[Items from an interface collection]
──────────────────────────────
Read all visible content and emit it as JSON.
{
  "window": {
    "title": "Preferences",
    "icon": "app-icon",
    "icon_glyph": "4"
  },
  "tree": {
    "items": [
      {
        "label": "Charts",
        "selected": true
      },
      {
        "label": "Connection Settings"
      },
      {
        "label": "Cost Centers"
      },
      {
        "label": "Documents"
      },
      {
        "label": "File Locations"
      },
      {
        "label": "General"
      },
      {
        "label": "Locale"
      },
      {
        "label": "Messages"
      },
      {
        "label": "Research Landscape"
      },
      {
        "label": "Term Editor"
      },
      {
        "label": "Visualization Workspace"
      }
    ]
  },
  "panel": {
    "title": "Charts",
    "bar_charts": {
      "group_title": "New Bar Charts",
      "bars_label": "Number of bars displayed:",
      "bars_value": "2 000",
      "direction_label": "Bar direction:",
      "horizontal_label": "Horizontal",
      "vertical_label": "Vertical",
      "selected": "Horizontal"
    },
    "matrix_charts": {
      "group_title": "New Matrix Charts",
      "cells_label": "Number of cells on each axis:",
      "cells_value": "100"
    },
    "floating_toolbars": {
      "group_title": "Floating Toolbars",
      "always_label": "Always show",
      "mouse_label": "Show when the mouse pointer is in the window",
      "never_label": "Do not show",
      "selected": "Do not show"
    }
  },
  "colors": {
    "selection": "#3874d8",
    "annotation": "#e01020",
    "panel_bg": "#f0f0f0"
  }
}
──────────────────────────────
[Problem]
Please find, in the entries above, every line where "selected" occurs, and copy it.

[Exercise solution]
        "selected": true
      "selected": "Horizontal"
      "selected": "Do not show"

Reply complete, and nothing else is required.